Williams was born in Newark-on-Trent; his father Charles Williams was also a Congregational minister and a prolific author. He studied at University College and New College in London. His first post in 1857 was at the Congregational church at Claughton, Birkenhead. From 1861, he lived and worked as a tutor at the Congregational Institute in Nottingham, alongside its director John Brown Paton.
Williams enjoyed a deserved reputation as a pioneer railway historian. "Our Iron Roads" appeared in 1852 and had run to seven editions by 1888, selling over 10,000 copies. The book gives a detailed account of the early history of the railways in Britain and explains at length the construction of embankments, cuttings, tunnels and viaducts. He also wrote "The Midland Railway, its Rise and Progress" (1876), which covers the history of the Midland Railway and also describes the countryside and historic sites that were made more accessible by its construction.

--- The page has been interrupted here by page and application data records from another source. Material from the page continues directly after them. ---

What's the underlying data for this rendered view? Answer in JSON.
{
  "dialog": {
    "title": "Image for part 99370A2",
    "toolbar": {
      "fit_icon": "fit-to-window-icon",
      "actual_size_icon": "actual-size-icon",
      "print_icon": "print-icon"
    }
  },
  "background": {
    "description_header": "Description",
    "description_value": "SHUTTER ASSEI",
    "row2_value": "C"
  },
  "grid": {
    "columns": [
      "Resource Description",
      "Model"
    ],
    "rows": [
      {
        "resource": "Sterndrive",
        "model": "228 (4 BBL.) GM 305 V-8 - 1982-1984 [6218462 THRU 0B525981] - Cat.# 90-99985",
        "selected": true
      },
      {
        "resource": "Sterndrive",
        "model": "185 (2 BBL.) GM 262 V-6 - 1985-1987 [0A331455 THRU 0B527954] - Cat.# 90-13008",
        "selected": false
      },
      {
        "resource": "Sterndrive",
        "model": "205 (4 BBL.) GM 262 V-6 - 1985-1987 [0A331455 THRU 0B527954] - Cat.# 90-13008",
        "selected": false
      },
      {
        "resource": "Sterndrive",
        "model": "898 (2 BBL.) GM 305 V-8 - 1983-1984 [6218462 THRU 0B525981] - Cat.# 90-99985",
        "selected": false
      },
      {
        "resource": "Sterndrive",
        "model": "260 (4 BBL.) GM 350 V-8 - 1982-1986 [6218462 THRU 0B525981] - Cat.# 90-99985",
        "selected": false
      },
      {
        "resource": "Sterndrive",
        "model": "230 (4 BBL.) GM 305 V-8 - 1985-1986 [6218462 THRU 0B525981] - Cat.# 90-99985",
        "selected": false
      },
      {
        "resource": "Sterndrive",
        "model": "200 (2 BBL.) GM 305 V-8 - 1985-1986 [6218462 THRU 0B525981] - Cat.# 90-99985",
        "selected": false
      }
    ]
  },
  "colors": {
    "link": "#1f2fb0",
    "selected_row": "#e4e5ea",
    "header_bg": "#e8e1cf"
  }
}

He also wrote a book on astronomy, "The Wonders of the Heavens" (1862), and "Nottingham Past and Present" (1878), in addition to several religious pamphlets.